Inflation now sits at 73% in Turkey
Food and energy costs skyrocket
Turkey continues to have an agreesive inflation as May saw inflation reach levels of 72.5% YOY. This is the highest figure Turkey has seen in 23 years with President Recep Tayyip Erdogan’s unorthodox monetary policy strategy continuing to be in the way.
Food prices in Turkey rose a ridiculous 91.6% YOY after Turkey has enjoyed such solid growth for the years prior. The plummeting of the Turkish currency is in part to Erdogan never wanting to raise rates in an attempt to cool inflation.

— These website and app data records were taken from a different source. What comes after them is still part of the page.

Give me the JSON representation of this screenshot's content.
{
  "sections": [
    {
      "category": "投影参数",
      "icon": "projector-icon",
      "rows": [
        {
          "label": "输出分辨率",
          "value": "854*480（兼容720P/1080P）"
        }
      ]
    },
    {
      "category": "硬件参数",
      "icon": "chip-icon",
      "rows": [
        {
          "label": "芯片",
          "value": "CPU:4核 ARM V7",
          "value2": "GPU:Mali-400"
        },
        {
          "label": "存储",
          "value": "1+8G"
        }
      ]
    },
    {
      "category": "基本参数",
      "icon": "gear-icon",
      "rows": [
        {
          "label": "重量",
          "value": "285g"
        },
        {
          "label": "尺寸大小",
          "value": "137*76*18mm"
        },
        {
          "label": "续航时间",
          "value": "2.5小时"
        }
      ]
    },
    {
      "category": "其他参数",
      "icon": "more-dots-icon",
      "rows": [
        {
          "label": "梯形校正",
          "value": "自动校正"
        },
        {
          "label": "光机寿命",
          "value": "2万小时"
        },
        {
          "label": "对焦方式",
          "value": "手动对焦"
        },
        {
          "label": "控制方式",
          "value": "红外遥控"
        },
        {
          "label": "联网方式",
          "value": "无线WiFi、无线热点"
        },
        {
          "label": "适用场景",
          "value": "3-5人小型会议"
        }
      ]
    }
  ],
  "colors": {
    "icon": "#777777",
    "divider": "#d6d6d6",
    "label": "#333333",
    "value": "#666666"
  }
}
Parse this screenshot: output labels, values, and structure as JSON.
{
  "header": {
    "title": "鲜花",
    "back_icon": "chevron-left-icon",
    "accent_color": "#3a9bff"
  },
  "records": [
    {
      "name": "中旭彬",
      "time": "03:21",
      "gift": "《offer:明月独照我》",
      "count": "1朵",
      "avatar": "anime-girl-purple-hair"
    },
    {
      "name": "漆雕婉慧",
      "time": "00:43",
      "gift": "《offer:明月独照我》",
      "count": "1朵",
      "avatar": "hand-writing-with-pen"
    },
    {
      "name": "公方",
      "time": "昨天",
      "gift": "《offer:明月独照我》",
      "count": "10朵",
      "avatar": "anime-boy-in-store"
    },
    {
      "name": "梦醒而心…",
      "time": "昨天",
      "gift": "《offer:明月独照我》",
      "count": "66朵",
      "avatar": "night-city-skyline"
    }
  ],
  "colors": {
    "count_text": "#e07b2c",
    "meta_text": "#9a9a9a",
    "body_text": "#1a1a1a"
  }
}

Erdogran has instructed central banks in the country to slash borrowing rates throughout all of last year. This is during the time in which inflation saw its most gains. Heads of the Central Bank expression opposition and were then fired. Four different governors had been in charge by the spring of 2021.
A new economic model has been promised that would bring a boom in export wealth. The longtime trade deficit of Turkey has been on the chopping block but nothing has yet happened. Energy imports are needing to be paid in dollars and is now adding massive amounts of pressure on the economy.
“The laser focus on heterodox measures over conventional monetary policy will unlikely solve the inflation challenge and we anticipate levels breaching 80% y/y in Q3-22.
Turkey’s inflation will stay north of 70% y/y until November owing to a confluence of elevated commodity prices, rising domestic production costs and a precipitously depreciating lira.”
Ehsan Khoman, director of emerging markets research for Europe, the Middle East and Africa at MUFG Bank, said.
Economic analysts expect the trajectory for Turkey’s inflation will only get worse.
“Turkey back in the inflation age of the 1990s. Looks as if Erdogan has lost his last econ credibility. Erdogan’s unorthodox strategy for managing the country’s $790bn econ continued to backfire.”
Holger Zschapitz, finance editor at German daily Die Welt, wrote.
The 73.5% figure for Turkey’s consumer price index is up from 70% the month before.